Since man domesticated grapevines, he has manipulated plants for improved quantity and quality. Site selection, spacing, fertilization, tilling, pruning, irrigation, grafting rootstocks, selection for traits like pest and disease resistance and the isolation and propagation of plants with the best performance (mass selection or Selection Massale) all have been effectively used.
Cloning is the most efficient way of propagating grapevines of the same genetic material and specific performance characteristics. By taking vine cuttings from a host plant over time, rooting them and planting a site, genetic material of that vineyard will all be the same.
Most simply, a clone is a cutting from a vine that contains the same DNA as the mother plant.

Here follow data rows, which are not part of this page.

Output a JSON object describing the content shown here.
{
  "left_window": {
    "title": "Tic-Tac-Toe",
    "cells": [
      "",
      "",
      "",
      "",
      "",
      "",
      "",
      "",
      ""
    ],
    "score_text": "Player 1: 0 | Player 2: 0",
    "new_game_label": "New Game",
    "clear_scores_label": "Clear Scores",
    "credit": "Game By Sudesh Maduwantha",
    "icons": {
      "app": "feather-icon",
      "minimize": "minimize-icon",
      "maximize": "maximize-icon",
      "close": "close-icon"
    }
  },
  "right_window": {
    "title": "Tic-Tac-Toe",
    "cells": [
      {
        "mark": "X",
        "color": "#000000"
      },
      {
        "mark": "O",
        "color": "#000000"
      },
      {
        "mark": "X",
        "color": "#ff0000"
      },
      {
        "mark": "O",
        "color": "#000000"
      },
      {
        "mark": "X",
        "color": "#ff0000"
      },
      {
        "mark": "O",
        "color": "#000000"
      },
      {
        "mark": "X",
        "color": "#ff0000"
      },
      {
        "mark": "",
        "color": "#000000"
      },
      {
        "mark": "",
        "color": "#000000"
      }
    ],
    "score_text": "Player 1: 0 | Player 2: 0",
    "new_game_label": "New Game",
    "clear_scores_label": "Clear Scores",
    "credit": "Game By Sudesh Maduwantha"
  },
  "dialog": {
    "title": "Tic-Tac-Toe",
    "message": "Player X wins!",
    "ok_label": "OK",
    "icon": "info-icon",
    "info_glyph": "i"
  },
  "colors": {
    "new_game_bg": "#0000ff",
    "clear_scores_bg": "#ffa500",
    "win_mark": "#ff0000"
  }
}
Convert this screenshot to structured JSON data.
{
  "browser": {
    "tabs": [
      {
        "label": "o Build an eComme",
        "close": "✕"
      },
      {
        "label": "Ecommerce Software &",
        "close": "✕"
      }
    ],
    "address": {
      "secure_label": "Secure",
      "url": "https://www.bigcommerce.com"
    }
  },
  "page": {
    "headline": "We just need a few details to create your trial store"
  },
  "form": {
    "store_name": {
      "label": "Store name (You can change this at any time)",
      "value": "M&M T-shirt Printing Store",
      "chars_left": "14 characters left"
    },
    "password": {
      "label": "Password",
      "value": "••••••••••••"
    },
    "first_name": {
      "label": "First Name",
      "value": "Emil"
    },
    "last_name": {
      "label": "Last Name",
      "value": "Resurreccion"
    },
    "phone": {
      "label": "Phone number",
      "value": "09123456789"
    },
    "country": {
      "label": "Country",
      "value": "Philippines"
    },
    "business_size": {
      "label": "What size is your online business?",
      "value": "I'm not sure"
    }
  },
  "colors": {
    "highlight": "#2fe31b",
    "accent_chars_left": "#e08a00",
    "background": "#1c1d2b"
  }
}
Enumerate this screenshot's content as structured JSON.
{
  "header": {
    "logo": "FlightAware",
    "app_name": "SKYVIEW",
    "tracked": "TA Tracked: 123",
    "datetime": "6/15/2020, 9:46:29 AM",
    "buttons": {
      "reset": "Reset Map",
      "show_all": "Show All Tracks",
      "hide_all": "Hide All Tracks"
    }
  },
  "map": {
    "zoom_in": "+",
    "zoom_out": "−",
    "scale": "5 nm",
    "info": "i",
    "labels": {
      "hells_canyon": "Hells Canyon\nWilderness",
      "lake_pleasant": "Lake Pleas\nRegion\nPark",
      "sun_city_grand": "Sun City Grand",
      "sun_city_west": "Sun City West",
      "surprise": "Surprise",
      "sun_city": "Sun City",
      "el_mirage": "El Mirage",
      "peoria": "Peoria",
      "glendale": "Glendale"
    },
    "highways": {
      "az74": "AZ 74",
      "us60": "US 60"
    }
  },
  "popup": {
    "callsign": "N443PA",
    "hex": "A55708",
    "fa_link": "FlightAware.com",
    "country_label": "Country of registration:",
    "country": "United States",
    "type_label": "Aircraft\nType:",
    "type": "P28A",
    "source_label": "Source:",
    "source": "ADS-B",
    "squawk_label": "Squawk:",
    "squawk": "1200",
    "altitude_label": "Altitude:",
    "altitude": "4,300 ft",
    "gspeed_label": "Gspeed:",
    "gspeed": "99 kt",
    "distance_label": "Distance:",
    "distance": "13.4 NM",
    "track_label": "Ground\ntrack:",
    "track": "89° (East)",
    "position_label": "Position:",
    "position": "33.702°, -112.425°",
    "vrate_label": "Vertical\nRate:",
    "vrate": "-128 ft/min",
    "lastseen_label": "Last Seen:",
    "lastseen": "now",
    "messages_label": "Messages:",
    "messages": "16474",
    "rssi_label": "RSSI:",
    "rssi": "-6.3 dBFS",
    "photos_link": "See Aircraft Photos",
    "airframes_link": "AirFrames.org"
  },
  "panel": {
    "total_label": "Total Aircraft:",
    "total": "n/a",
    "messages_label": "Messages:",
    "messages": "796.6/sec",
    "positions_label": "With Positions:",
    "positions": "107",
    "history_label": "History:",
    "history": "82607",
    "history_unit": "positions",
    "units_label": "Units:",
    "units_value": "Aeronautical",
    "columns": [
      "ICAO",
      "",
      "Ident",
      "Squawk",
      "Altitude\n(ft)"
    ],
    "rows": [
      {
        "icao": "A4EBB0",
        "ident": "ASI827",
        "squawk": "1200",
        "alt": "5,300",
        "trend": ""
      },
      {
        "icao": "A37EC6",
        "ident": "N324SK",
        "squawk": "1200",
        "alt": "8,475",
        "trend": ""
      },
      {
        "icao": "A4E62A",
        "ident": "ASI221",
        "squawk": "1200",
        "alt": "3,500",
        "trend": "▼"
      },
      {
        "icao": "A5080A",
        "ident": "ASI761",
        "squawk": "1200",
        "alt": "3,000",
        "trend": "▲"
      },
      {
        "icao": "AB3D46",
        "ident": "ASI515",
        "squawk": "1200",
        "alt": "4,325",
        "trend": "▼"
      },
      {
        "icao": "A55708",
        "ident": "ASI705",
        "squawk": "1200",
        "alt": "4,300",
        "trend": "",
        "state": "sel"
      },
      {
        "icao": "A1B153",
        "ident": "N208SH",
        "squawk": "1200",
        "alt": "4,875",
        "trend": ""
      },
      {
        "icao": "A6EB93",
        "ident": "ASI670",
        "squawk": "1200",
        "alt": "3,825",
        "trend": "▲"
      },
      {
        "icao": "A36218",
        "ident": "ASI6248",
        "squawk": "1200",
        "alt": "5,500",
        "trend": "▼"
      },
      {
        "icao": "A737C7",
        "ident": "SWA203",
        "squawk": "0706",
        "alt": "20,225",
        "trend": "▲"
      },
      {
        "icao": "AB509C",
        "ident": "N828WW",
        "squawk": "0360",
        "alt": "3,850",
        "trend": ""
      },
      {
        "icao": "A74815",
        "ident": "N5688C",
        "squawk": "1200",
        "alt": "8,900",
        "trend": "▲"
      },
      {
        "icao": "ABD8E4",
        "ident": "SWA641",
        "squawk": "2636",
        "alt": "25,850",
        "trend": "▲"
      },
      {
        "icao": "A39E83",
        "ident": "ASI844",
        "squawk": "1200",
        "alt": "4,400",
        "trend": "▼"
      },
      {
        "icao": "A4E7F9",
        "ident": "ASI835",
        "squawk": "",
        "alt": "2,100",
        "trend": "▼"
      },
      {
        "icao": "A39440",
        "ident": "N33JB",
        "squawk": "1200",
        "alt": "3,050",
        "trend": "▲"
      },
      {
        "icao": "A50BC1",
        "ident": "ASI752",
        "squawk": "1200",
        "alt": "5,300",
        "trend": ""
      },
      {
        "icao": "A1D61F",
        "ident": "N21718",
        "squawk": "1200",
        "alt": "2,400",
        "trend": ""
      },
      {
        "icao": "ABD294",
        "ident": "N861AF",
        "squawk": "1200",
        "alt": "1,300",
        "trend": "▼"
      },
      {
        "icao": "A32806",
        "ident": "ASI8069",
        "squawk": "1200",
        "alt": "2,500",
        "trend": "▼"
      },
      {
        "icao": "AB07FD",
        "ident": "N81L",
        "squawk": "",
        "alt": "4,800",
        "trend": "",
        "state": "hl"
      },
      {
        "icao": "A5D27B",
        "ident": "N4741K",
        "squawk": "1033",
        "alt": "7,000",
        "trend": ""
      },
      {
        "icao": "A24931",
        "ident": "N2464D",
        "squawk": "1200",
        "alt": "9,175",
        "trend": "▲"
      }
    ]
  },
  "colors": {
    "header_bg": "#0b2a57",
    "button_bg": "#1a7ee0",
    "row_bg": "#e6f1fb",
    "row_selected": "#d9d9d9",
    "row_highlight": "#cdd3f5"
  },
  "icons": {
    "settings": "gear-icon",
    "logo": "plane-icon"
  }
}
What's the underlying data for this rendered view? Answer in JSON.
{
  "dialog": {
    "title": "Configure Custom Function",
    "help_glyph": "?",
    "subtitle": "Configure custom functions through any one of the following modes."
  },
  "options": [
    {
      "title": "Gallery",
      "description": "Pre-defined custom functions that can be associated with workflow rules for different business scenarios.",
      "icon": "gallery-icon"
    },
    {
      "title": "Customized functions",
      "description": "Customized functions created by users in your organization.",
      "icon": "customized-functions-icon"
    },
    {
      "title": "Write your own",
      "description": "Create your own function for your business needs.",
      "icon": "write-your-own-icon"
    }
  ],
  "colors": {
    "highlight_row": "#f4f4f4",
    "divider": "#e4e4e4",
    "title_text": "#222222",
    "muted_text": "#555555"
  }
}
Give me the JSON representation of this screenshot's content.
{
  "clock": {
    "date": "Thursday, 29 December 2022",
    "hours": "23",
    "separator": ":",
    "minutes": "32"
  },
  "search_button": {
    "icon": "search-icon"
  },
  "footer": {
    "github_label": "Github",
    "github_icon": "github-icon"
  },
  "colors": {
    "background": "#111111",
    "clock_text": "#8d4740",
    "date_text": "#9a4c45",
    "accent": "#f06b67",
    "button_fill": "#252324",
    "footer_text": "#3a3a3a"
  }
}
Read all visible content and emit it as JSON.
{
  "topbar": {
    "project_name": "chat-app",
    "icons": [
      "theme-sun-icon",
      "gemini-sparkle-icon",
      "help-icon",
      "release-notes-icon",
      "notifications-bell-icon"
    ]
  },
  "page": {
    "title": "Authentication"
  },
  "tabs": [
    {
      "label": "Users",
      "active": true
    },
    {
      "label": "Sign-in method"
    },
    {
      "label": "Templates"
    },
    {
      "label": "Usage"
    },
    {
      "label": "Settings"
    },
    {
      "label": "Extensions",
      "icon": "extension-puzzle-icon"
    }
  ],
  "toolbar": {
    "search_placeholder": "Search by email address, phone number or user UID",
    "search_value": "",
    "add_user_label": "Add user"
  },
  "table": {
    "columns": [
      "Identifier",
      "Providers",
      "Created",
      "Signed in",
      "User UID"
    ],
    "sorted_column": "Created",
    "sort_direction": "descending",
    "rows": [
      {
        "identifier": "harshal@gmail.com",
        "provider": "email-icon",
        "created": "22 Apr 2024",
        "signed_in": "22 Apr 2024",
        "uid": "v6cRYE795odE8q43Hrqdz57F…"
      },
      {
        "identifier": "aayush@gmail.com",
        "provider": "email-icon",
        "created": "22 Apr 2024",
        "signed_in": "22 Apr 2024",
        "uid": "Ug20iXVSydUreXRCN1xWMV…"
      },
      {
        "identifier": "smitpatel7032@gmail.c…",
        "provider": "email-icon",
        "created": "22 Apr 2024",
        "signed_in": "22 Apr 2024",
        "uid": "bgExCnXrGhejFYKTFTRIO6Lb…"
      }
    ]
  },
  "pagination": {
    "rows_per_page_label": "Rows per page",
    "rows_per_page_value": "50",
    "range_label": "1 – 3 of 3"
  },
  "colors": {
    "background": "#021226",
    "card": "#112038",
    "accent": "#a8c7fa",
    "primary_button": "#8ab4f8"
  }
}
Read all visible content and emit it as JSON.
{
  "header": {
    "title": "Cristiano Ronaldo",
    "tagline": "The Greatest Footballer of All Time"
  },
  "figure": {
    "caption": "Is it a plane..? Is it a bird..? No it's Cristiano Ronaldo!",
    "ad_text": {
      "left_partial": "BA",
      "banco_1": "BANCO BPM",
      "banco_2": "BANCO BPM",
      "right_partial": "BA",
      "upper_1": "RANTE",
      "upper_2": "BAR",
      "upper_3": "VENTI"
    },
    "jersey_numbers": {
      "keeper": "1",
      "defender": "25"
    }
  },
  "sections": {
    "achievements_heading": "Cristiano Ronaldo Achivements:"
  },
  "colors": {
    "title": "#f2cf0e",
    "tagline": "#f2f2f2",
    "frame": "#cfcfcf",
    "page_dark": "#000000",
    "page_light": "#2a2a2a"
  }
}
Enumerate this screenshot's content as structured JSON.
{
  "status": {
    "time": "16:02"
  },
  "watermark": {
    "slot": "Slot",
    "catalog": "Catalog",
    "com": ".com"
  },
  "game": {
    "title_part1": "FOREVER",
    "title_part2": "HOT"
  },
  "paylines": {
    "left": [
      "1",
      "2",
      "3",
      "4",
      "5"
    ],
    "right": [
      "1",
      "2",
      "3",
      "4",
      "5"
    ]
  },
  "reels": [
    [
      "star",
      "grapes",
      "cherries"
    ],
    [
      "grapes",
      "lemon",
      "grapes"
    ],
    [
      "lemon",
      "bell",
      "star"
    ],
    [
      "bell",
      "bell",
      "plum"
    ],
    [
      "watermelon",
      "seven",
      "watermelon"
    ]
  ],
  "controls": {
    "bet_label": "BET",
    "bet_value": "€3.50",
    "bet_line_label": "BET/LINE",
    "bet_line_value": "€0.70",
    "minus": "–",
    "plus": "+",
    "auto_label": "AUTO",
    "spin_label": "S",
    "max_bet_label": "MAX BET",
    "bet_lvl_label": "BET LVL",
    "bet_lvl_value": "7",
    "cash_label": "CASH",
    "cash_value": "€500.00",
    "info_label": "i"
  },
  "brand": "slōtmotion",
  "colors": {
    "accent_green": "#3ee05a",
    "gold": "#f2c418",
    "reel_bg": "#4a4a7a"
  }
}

For example, Chardonnay is a variety. Within the Chardonnay variety there are prime cool climate clones (Dijon clones from Burgundy) and those from other sources (California’s Wente and Mount Eden clones, for example).
In cool climates, clones are chosen to achieve sufficient flavor and ripeness levels within a shortened growing season. For hot climes, complexity and retained acidity are the focus. The advantage to planting a specific clone is that the fruit all ripens at the same time with consistent flavor and component levels (sugar, acidity, tannin, extract….).
Due to their specific genetic makeup, clones are propagated and certified by vine nurseries. Through certification and records a vine’s genetic traits can be tested to determine its clone, and then can be purchased by growers looking for particular growing and fruit traits.
There are some winegrowers who believe that such a vineyard makes less complex wines. There are also concerns that vines of one DNA type might be similarly susceptible to pests and diseases. This is why many vineyards contain several clonal selections, for longevity of the vines and complexity of flavor in the final wine.